How do you think music will affect those experiences? Do you think that music will play a bigger role in games that have alternative reward paradigms?

If a game is about characters and connection and feeling, than music is important. That’s why there’s music in film. And if the game is systemic and adaptive, adaptive music could help manage the pacing.

What are you thoughts on Virtual Reality? How do you see that having an impact on inclusiveness in gaming?

When I look at games as products, I think about what problem in someone’s life a game solves. I play mobile games because I’m bored in the elevator or while waiting for water to boil on the stove. From this point of view, I find VR great for the gym, on an airplane, or at the dentist–any place where I don’t want to be in the environment I am forced to be in. But I won’t put a headset on when I’m in my house, because I like my house. I decorated it. It’s full of things I love and people I love. I don’t want to be removed from it. I think mixed reality, though, is going to change the world more than the internet has. I think eventually we’ll live with an AR/VR solution where the realities switch smoothly from one to the other.

That said, I’m not interested in immersive video games in VR, because when I’m playing video games I’m usually watching TV as well. I never do one thing at a time. For the average gamer who likes to be immersed, VR is probably great for them.

In terms of art and other applications I’m very interested in VR. There’s an artist in Copenhagen, Mariam Zakarian, who is making installations in VR. In one of her pieces I felt an emotion that I hadn’t felt before.

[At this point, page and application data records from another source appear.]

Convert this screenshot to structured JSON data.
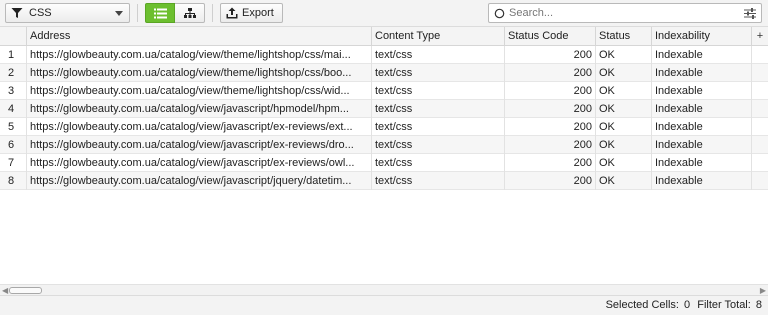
{
  "toolbar": {
    "filter_value": "CSS",
    "export_label": "Export",
    "search_placeholder": "Search...",
    "accent_color": "#6cbf2f"
  },
  "grid": {
    "columns": [
      "Address",
      "Content Type",
      "Status Code",
      "Status",
      "Indexability"
    ],
    "add_column": "+",
    "rows": [
      {
        "idx": "1",
        "address": "https://glowbeauty.com.ua/catalog/view/theme/lightshop/css/mai...",
        "content_type": "text/css",
        "status_code": "200",
        "status": "OK",
        "indexability": "Indexable"
      },
      {
        "idx": "2",
        "address": "https://glowbeauty.com.ua/catalog/view/theme/lightshop/css/boo...",
        "content_type": "text/css",
        "status_code": "200",
        "status": "OK",
        "indexability": "Indexable"
      },
      {
        "idx": "3",
        "address": "https://glowbeauty.com.ua/catalog/view/theme/lightshop/css/wid...",
        "content_type": "text/css",
        "status_code": "200",
        "status": "OK",
        "indexability": "Indexable"
      },
      {
        "idx": "4",
        "address": "https://glowbeauty.com.ua/catalog/view/javascript/hpmodel/hpm...",
        "content_type": "text/css",
        "status_code": "200",
        "status": "OK",
        "indexability": "Indexable"
      },
      {
        "idx": "5",
        "address": "https://glowbeauty.com.ua/catalog/view/javascript/ex-reviews/ext...",
        "content_type": "text/css",
        "status_code": "200",
        "status": "OK",
        "indexability": "Indexable"
      },
      {
        "idx": "6",
        "address": "https://glowbeauty.com.ua/catalog/view/javascript/ex-reviews/dro...",
        "content_type": "text/css",
        "status_code": "200",
        "status": "OK",
        "indexability": "Indexable"
      },
      {
        "idx": "7",
        "address": "https://glowbeauty.com.ua/catalog/view/javascript/ex-reviews/owl...",
        "content_type": "text/css",
        "status_code": "200",
        "status": "OK",
        "indexability": "Indexable"
      },
      {
        "idx": "8",
        "address": "https://glowbeauty.com.ua/catalog/view/javascript/jquery/datetim...",
        "content_type": "text/css",
        "status_code": "200",
        "status": "OK",
        "indexability": "Indexable"
      }
    ]
  },
  "statusbar": {
    "selected_label": "Selected Cells:",
    "selected_value": "0",
    "filter_label": "Filter Total:",
    "filter_value": "8"
  }
}
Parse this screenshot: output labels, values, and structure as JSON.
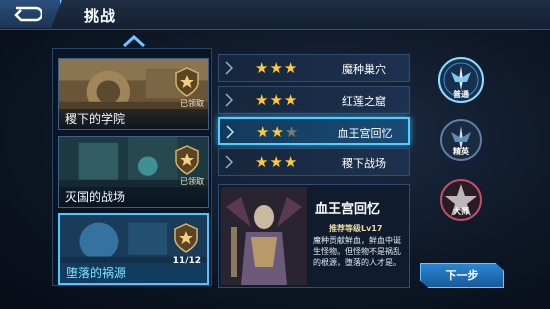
{
  "header": {
    "title": "挑战"
  },
  "levels": [
    {
      "name": "稷下的学院",
      "status": "已领取",
      "progress": ""
    },
    {
      "name": "灭国的战场",
      "status": "已领取",
      "progress": ""
    },
    {
      "name": "堕落的祸源",
      "status": "",
      "progress": "11/12"
    }
  ],
  "stages": [
    {
      "name": "魔种巢穴",
      "stars": 3
    },
    {
      "name": "红莲之窟",
      "stars": 3
    },
    {
      "name": "血王宫回忆",
      "stars": 2
    },
    {
      "name": "稷下战场",
      "stars": 3
    }
  ],
  "detail": {
    "title": "血王宫回忆",
    "recommended": "推荐等级Lv17",
    "description": "魔种贡献鲜血，鲜血中诞生怪物。但怪物不是祸乱的根源，堕落的人才是。"
  },
  "difficulties": [
    {
      "label": "普通"
    },
    {
      "label": "精英"
    },
    {
      "label": "大师"
    }
  ],
  "actions": {
    "next": "下一步"
  }
}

She made this beautiful porcelain island on a red sea, and the island is kind of rocking on the waves, and at a certain point a wave just washed right over me and over the island, but didn’t knock me over. It felt cleansing in a way I can’t explain. This is a great example of using VR to do something you can’t do in any other medium.

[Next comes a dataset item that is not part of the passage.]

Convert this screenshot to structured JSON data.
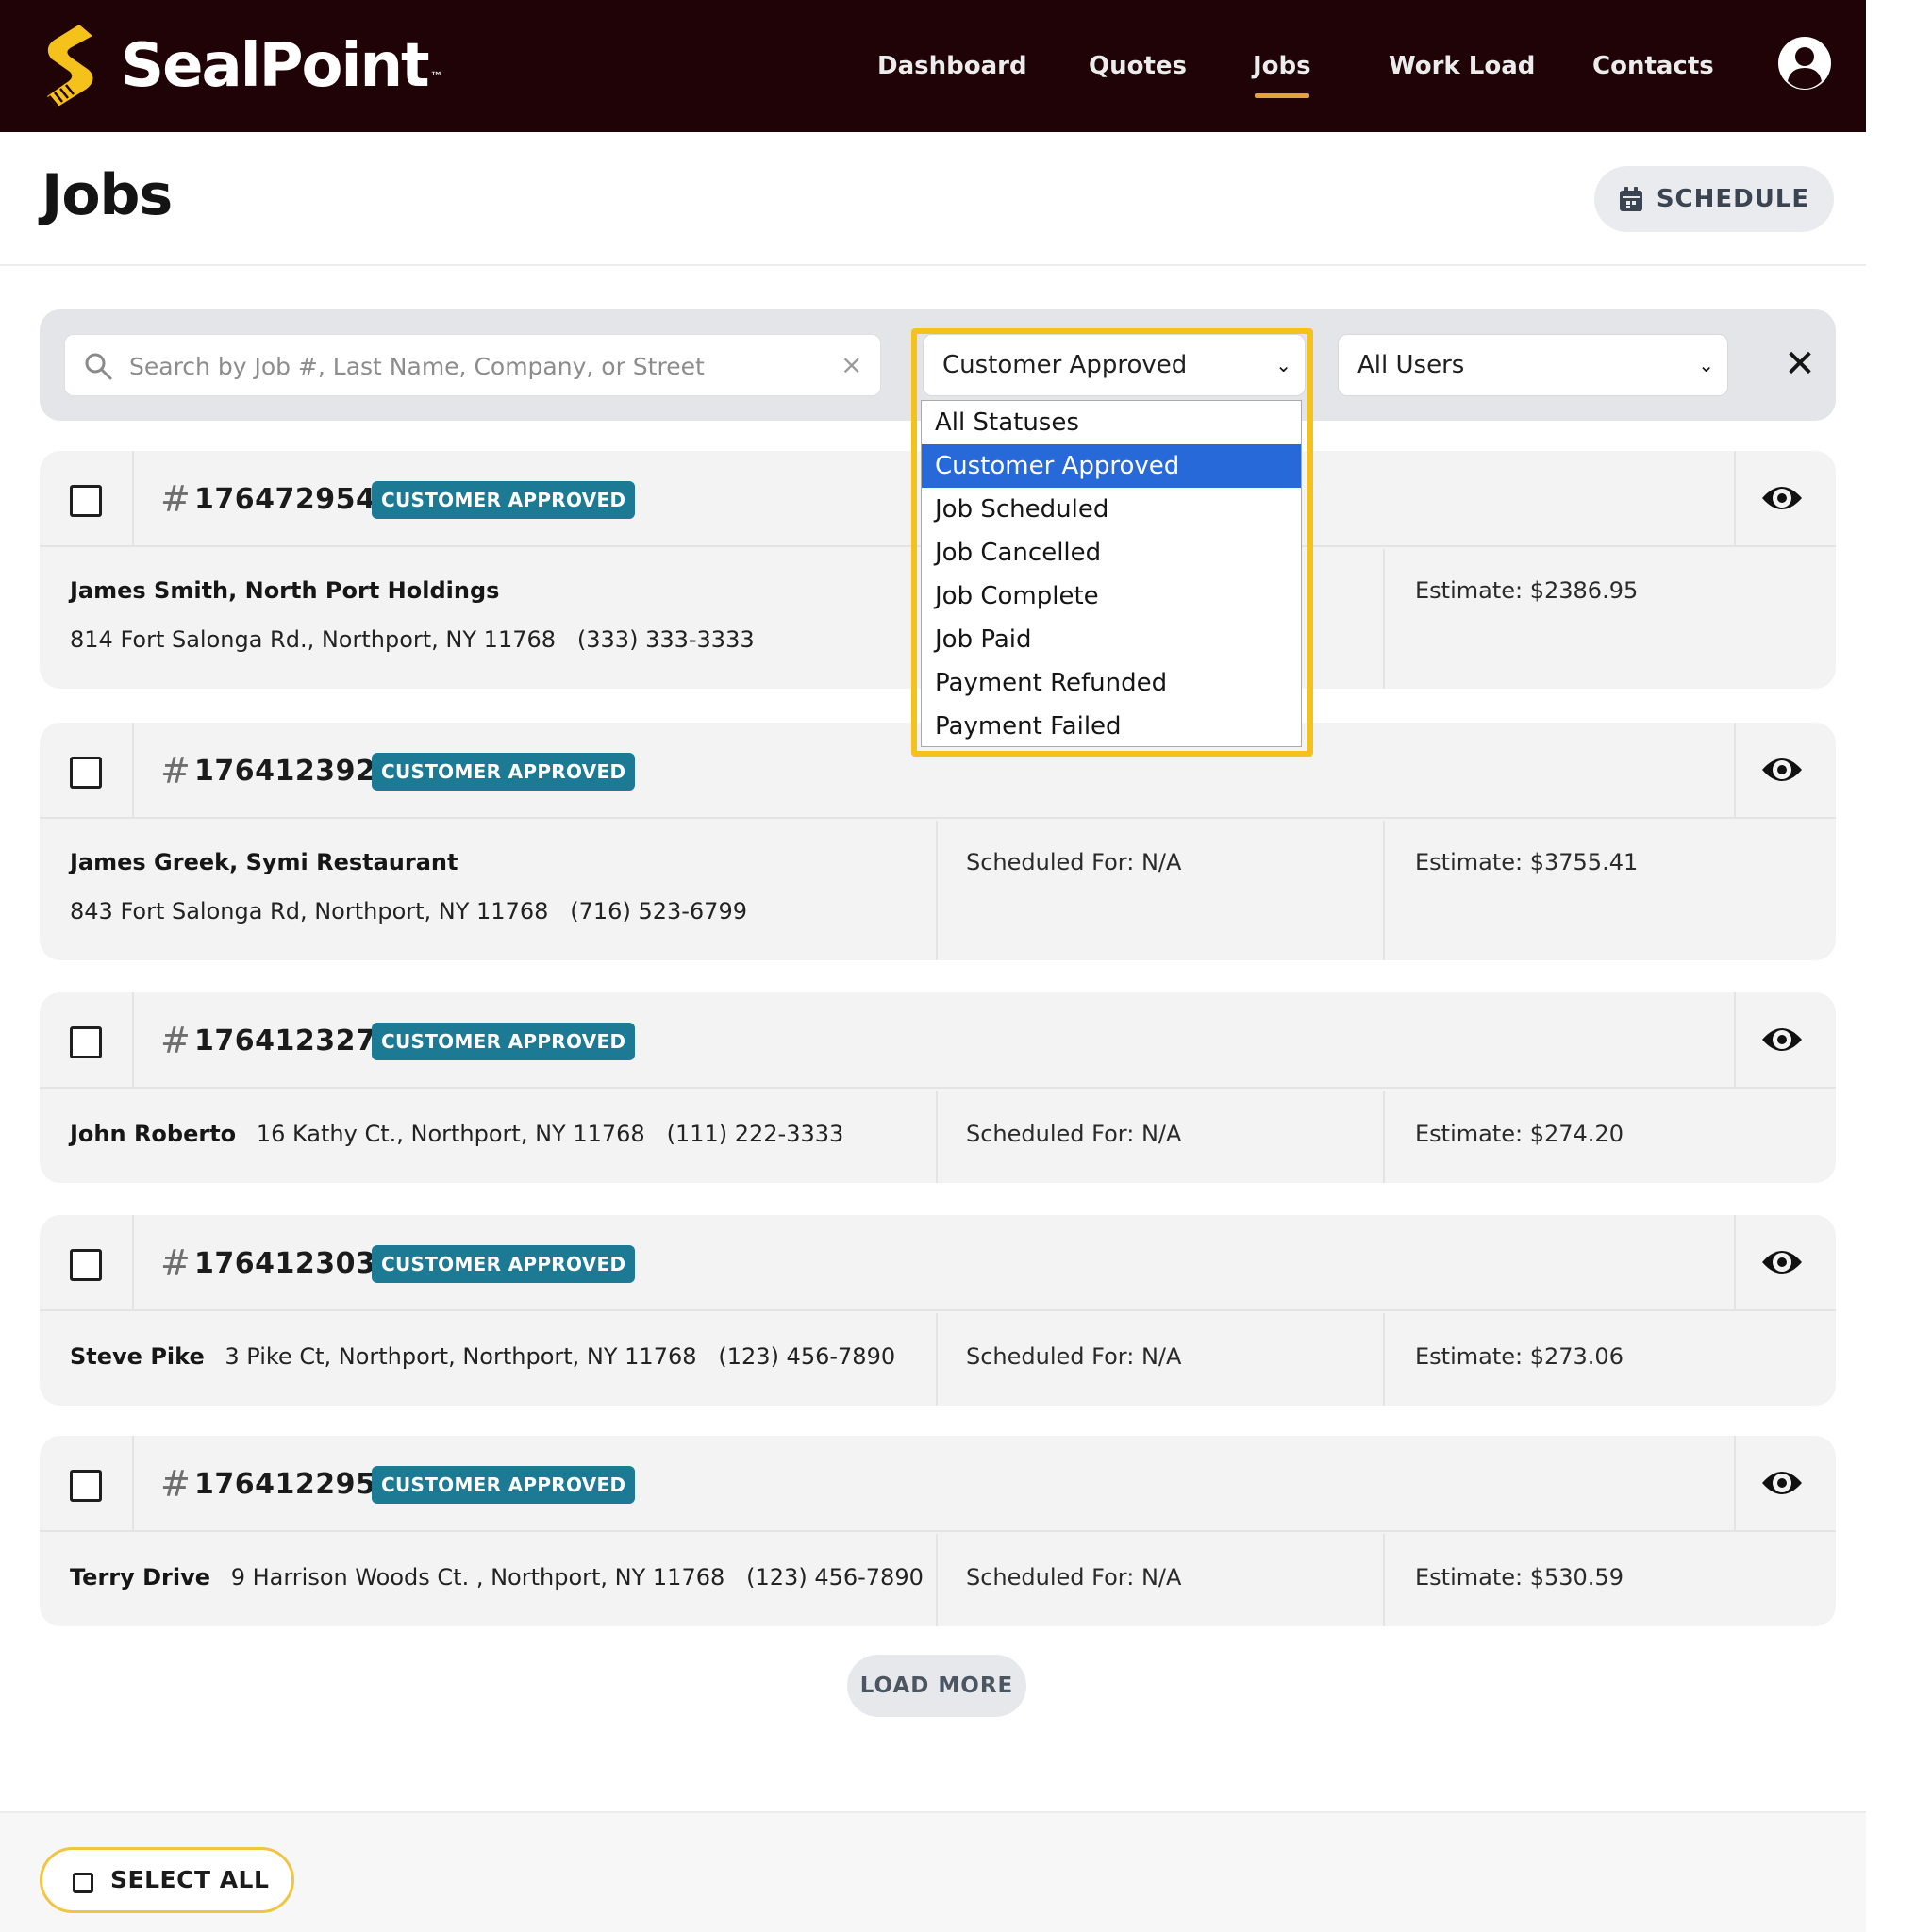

Promotional shots from Amaryllis VR, Ocean, provided by artist Mariam Zakarian

How do you think Artificial Intelligence is going to impact games? Is it different for VR?

Game AI for characters is very different from classic AI. Game AI generally has nothing to do with AI, it’s a lot of state machines, logic, etc. or maybe sometimes goal-oriented planning. This is because the purpose of Game AI is to be fun and to give the game designers control over the player’s experience, not to be smart.

Moving forward I think we’ll see more applications of classic AI within games. Spirit AI is doing very beautiful things with AI and characters and story in games. And we see classic AI used not necessarily only for characters. I’m seeing people around me playing with AI for generative environments or generative level design for example.

Do you have any concluding remarks?

The video game industry can feel like a pretty dark place sometimes. Why are so any games dark and gritty? Life is hard and technology can be scary. Because of global technology and the internet we are looking at a future with a massive wealth divide, global warming, and the automation of jobs. In the video game industry I learned that in every setback there is an opportunity. It’s not just that being outnumbered gives me a unique perspective. Any unexpected setback in life means that the game has changed and that new opportunities may lurk in the changes.

In some ways, the internet is creating these massive, seemingly insurmountable problems. But if we leverage it correctly with AR/VR/video games and AI, think about what world we could live in. Maybe education is taught more and more through play and is more accessible for everyone. Maybe our environment is more beautiful and expressive because it’s augmented. Maybe work is automated except for art, sports, entertainment and taking care of each other. Maybe we’re living in AR games that teach us languages, refine our cooking skills, whatever. Maybe at a certain point we’ll be able to customize our whole lives, focus on the things that make us human, and maximize our fulfillment. I see a future where technology enables us to do that and I see video games as an important part of that future. (We’re not that far. I’m currently learning German through MemRise, for example.)

*Title image used with permission from Mariam Zakarian